▶ _Task instructions_: Each record that follows is to be reproduced character for character, pictures excepted.

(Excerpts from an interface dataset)
------------------------------------------------------------------------

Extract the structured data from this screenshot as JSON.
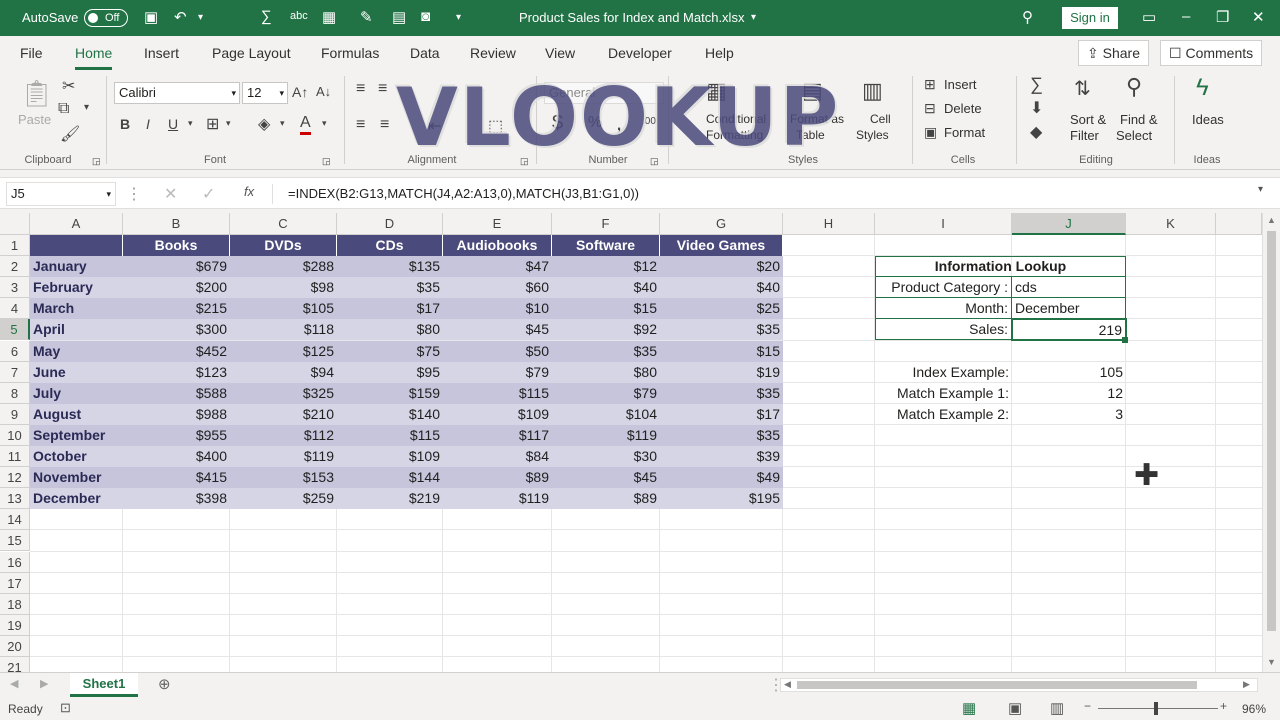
{
  "titlebar": {
    "autosave_label": "AutoSave",
    "autosave_state": "Off",
    "filename": "Product Sales for Index and Match.xlsx",
    "signin_label": "Sign in"
  },
  "tabs": [
    "File",
    "Home",
    "Insert",
    "Page Layout",
    "Formulas",
    "Data",
    "Review",
    "View",
    "Developer",
    "Help"
  ],
  "share_label": "Share",
  "comments_label": "Comments",
  "ribbon": {
    "paste_label": "Paste",
    "font_name": "Calibri",
    "font_size": "12",
    "number_format": "General",
    "group_labels": [
      "Clipboard",
      "Font",
      "Alignment",
      "Number",
      "Styles",
      "Cells",
      "Editing",
      "Ideas"
    ],
    "insert_label": "Insert",
    "delete_label": "Delete",
    "format_label": "Format",
    "sort_label": "Sort &",
    "filter_label": "Filter",
    "find_label": "Find &",
    "select_label": "Select",
    "ideas_label": "Ideas",
    "conditional_label": "Conditional",
    "formatting_label": "Formatting",
    "format_as_label": "Format as",
    "table_label": "Table",
    "cell_label": "Cell",
    "styles_label": "Styles"
  },
  "overlay_text": "VLOOKUP",
  "formula_bar": {
    "name_box": "J5",
    "formula": "=INDEX(B2:G13,MATCH(J4,A2:A13,0),MATCH(J3,B1:G1,0))"
  },
  "columns": [
    "A",
    "B",
    "C",
    "D",
    "E",
    "F",
    "G",
    "H",
    "I",
    "J",
    "K"
  ],
  "rows": [
    "1",
    "2",
    "3",
    "4",
    "5",
    "6",
    "7",
    "8",
    "9",
    "10",
    "11",
    "12",
    "13",
    "14",
    "15",
    "16",
    "17",
    "18",
    "19",
    "20",
    "21"
  ],
  "table": {
    "headers": [
      "",
      "Books",
      "DVDs",
      "CDs",
      "Audiobooks",
      "Software",
      "Video Games"
    ],
    "rows": [
      [
        "January",
        "$679",
        "$288",
        "$135",
        "$47",
        "$12",
        "$20"
      ],
      [
        "February",
        "$200",
        "$98",
        "$35",
        "$60",
        "$40",
        "$40"
      ],
      [
        "March",
        "$215",
        "$105",
        "$17",
        "$10",
        "$15",
        "$25"
      ],
      [
        "April",
        "$300",
        "$118",
        "$80",
        "$45",
        "$92",
        "$35"
      ],
      [
        "May",
        "$452",
        "$125",
        "$75",
        "$50",
        "$35",
        "$15"
      ],
      [
        "June",
        "$123",
        "$94",
        "$95",
        "$79",
        "$80",
        "$19"
      ],
      [
        "July",
        "$588",
        "$325",
        "$159",
        "$115",
        "$79",
        "$35"
      ],
      [
        "August",
        "$988",
        "$210",
        "$140",
        "$109",
        "$104",
        "$17"
      ],
      [
        "September",
        "$955",
        "$112",
        "$115",
        "$117",
        "$119",
        "$35"
      ],
      [
        "October",
        "$400",
        "$119",
        "$109",
        "$84",
        "$30",
        "$39"
      ],
      [
        "November",
        "$415",
        "$153",
        "$144",
        "$89",
        "$45",
        "$49"
      ],
      [
        "December",
        "$398",
        "$259",
        "$219",
        "$119",
        "$89",
        "$195"
      ]
    ]
  },
  "lookup": {
    "title": "Information Lookup",
    "category_label": "Product Category :",
    "category_value": "cds",
    "month_label": "Month:",
    "month_value": "December",
    "sales_label": "Sales:",
    "sales_value": "219",
    "index_label": "Index Example:",
    "index_value": "105",
    "match1_label": "Match Example 1:",
    "match1_value": "12",
    "match2_label": "Match Example 2:",
    "match2_value": "3"
  },
  "sheet_tab": "Sheet1",
  "status": {
    "ready": "Ready",
    "zoom": "96%"
  },
  "colors": {
    "excel_green": "#217346",
    "header_purple": "#4b4a7c",
    "band": "#c6c5dc"
  }
}
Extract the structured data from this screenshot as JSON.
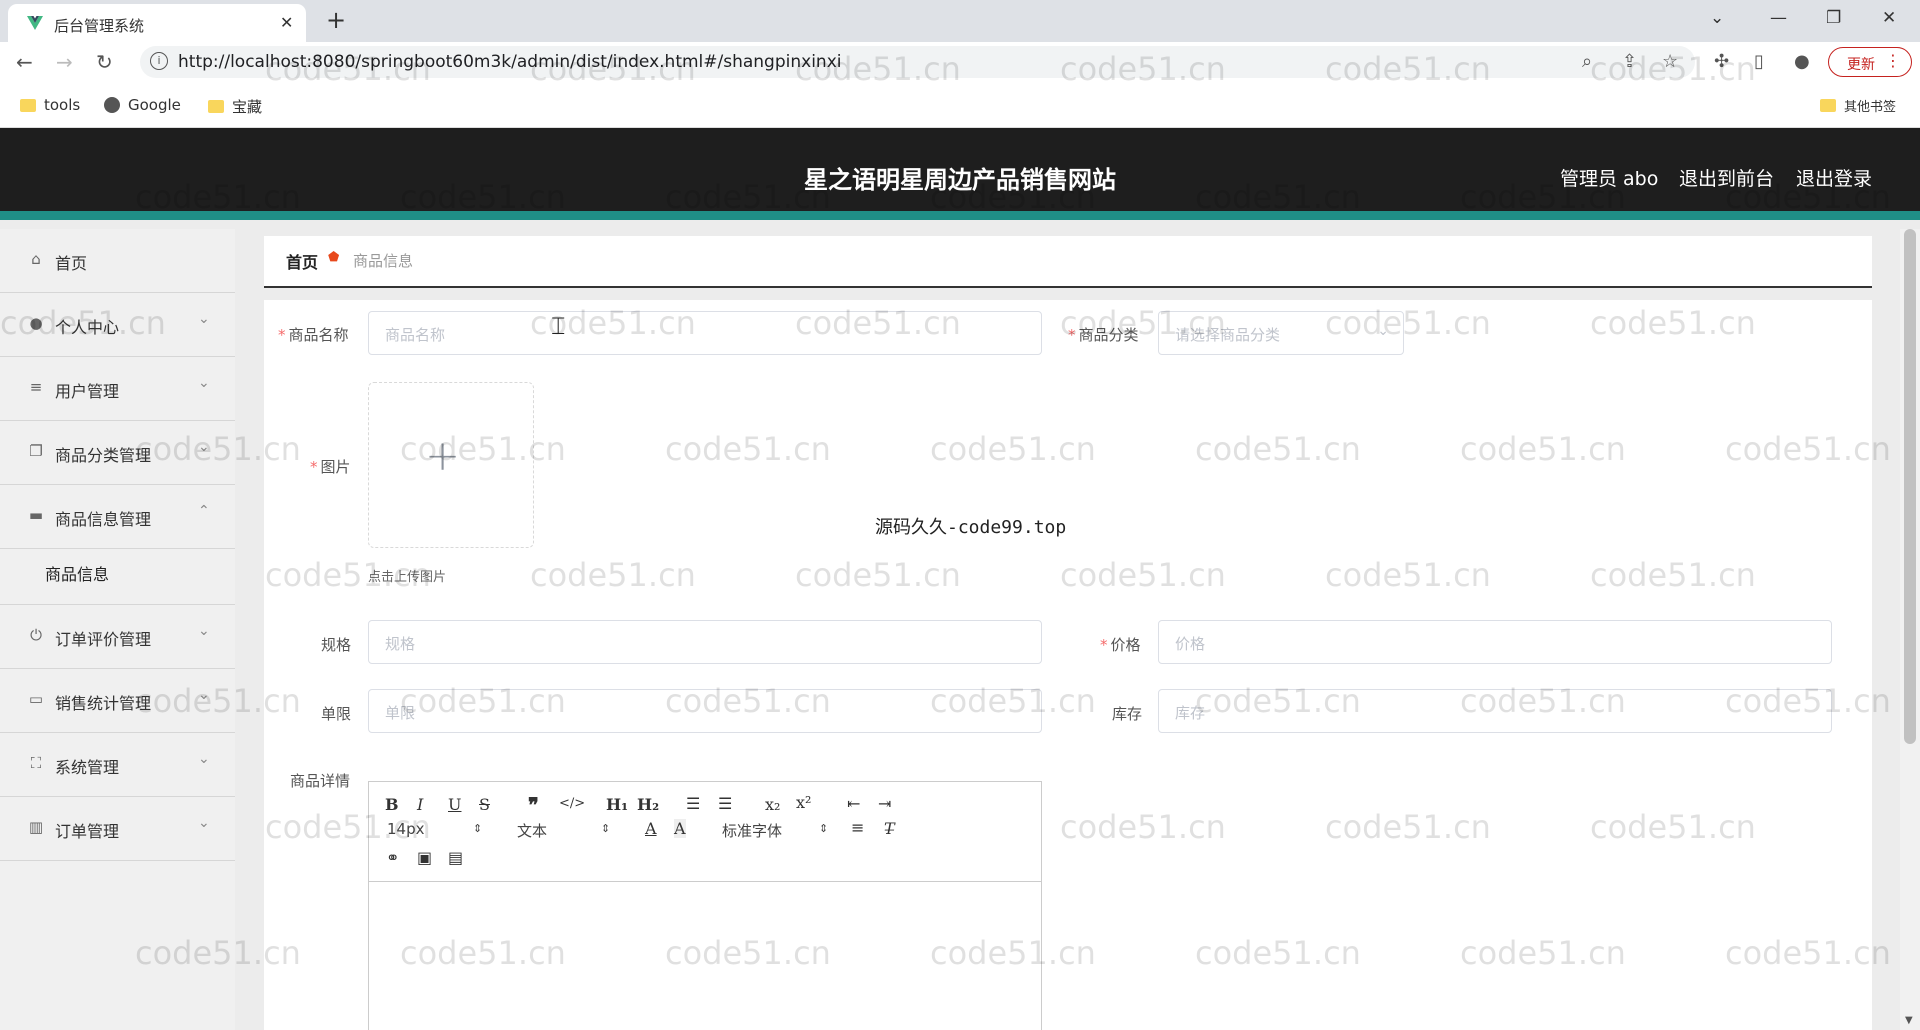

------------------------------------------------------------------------

▶ _Task solution_:
Extract the structured data from this screenshot as JSON.
{
  "titlebar": {
    "autosave_label": "AutoSave",
    "autosave_state": "Off",
    "filename": "Product Sales for Index and Match.xlsx",
    "signin_label": "Sign in"
  },
  "tabs": [
    "File",
    "Home",
    "Insert",
    "Page Layout",
    "Formulas",
    "Data",
    "Review",
    "View",
    "Developer",
    "Help"
  ],
  "share_label": "Share",
  "comments_label": "Comments",
  "ribbon": {
    "paste_label": "Paste",
    "font_name": "Calibri",
    "font_size": "12",
    "number_format": "General",
    "group_labels": [
      "Clipboard",
      "Font",
      "Alignment",
      "Number",
      "Styles",
      "Cells",
      "Editing",
      "Ideas"
    ],
    "insert_label": "Insert",
    "delete_label": "Delete",
    "format_label": "Format",
    "sort_label": "Sort &",
    "filter_label": "Filter",
    "find_label": "Find &",
    "select_label": "Select",
    "ideas_label": "Ideas",
    "conditional_label": "Conditional",
    "formatting_label": "Formatting",
    "format_as_label": "Format as",
    "table_label": "Table",
    "cell_label": "Cell",
    "styles_label": "Styles"
  },
  "overlay_text": "VLOOKUP",
  "formula_bar": {
    "name_box": "J5",
    "formula": "=INDEX(B2:G13,MATCH(J4,A2:A13,0),MATCH(J3,B1:G1,0))"
  },
  "columns": [
    "A",
    "B",
    "C",
    "D",
    "E",
    "F",
    "G",
    "H",
    "I",
    "J",
    "K"
  ],
  "rows": [
    "1",
    "2",
    "3",
    "4",
    "5",
    "6",
    "7",
    "8",
    "9",
    "10",
    "11",
    "12",
    "13",
    "14",
    "15",
    "16",
    "17",
    "18",
    "19",
    "20",
    "21"
  ],
  "table": {
    "headers": [
      "",
      "Books",
      "DVDs",
      "CDs",
      "Audiobooks",
      "Software",
      "Video Games"
    ],
    "rows": [
      [
        "January",
        "$679",
        "$288",
        "$135",
        "$47",
        "$12",
        "$20"
      ],
      [
        "February",
        "$200",
        "$98",
        "$35",
        "$60",
        "$40",
        "$40"
      ],
      [
        "March",
        "$215",
        "$105",
        "$17",
        "$10",
        "$15",
        "$25"
      ],
      [
        "April",
        "$300",
        "$118",
        "$80",
        "$45",
        "$92",
        "$35"
      ],
      [
        "May",
        "$452",
        "$125",
        "$75",
        "$50",
        "$35",
        "$15"
      ],
      [
        "June",
        "$123",
        "$94",
        "$95",
        "$79",
        "$80",
        "$19"
      ],
      [
        "July",
        "$588",
        "$325",
        "$159",
        "$115",
        "$79",
        "$35"
      ],
      [
        "August",
        "$988",
        "$210",
        "$140",
        "$109",
        "$104",
        "$17"
      ],
      [
        "September",
        "$955",
        "$112",
        "$115",
        "$117",
        "$119",
        "$35"
      ],
      [
        "October",
        "$400",
        "$119",
        "$109",
        "$84",
        "$30",
        "$39"
      ],
      [
        "November",
        "$415",
        "$153",
        "$144",
        "$89",
        "$45",
        "$49"
      ],
      [
        "December",
        "$398",
        "$259",
        "$219",
        "$119",
        "$89",
        "$195"
      ]
    ]
  },
  "lookup": {
    "title": "Information Lookup",
    "category_label": "Product Category :",
    "category_value": "cds",
    "month_label": "Month:",
    "month_value": "December",
    "sales_label": "Sales:",
    "sales_value": "219",
    "index_label": "Index Example:",
    "index_value": "105",
    "match1_label": "Match Example 1:",
    "match1_value": "12",
    "match2_label": "Match Example 2:",
    "match2_value": "3"
  },
  "sheet_tab": "Sheet1",
  "status": {
    "ready": "Ready",
    "zoom": "96%"
  },
  "colors": {
    "excel_green": "#217346",
    "header_purple": "#4b4a7c",
    "band": "#c6c5dc"
  }
}
Extract the structured data from this screenshot as JSON.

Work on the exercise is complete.